# [Component data from apps and pages]

-- Opening Marker --

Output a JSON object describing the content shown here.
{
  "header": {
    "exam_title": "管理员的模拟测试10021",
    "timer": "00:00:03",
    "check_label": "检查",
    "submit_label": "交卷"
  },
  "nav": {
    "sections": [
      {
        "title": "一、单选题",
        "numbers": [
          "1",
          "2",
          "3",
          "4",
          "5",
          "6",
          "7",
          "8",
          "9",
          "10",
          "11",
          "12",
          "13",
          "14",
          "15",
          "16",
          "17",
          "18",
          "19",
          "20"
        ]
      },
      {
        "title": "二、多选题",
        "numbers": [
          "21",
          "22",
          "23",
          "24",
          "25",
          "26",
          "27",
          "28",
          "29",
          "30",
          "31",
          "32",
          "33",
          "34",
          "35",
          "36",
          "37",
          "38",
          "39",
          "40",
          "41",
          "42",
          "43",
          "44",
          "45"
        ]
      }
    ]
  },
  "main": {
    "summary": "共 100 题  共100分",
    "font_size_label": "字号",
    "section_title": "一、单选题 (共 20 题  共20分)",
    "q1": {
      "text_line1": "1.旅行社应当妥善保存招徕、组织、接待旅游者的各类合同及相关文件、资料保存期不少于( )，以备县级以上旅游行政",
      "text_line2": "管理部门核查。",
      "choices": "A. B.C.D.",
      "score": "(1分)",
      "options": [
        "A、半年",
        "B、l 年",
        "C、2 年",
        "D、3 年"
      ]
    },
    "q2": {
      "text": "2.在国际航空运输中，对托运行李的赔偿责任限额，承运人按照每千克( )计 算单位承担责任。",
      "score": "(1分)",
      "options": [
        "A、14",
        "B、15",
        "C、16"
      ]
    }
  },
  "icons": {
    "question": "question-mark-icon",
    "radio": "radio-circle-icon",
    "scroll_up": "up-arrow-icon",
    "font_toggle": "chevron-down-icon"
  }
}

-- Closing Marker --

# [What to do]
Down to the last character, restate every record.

# [Answer area]
Output a JSON object describing the content shown here.
{
  "header": {
    "exam_title": "管理员的模拟测试10021",
    "timer": "00:00:03",
    "check_label": "检查",
    "submit_label": "交卷"
  },
  "nav": {
    "sections": [
      {
        "title": "一、单选题",
        "numbers": [
          "1",
          "2",
          "3",
          "4",
          "5",
          "6",
          "7",
          "8",
          "9",
          "10",
          "11",
          "12",
          "13",
          "14",
          "15",
          "16",
          "17",
          "18",
          "19",
          "20"
        ]
      },
      {
        "title": "二、多选题",
        "numbers": [
          "21",
          "22",
          "23",
          "24",
          "25",
          "26",
          "27",
          "28",
          "29",
          "30",
          "31",
          "32",
          "33",
          "34",
          "35",
          "36",
          "37",
          "38",
          "39",
          "40",
          "41",
          "42",
          "43",
          "44",
          "45"
        ]
      }
    ]
  },
  "main": {
    "summary": "共 100 题  共100分",
    "font_size_label": "字号",
    "section_title": "一、单选题 (共 20 题  共20分)",
    "q1": {
      "text_line1": "1.旅行社应当妥善保存招徕、组织、接待旅游者的各类合同及相关文件、资料保存期不少于( )，以备县级以上旅游行政",
      "text_line2": "管理部门核查。",
      "choices": "A. B.C.D.",
      "score": "(1分)",
      "options": [
        "A、半年",
        "B、l 年",
        "C、2 年",
        "D、3 年"
      ]
    },
    "q2": {
      "text": "2.在国际航空运输中，对托运行李的赔偿责任限额，承运人按照每千克( )计 算单位承担责任。",
      "score": "(1分)",
      "options": [
        "A、14",
        "B、15",
        "C、16"
      ]
    }
  },
  "icons": {
    "question": "question-mark-icon",
    "radio": "radio-circle-icon",
    "scroll_up": "up-arrow-icon",
    "font_toggle": "chevron-down-icon"
  }
}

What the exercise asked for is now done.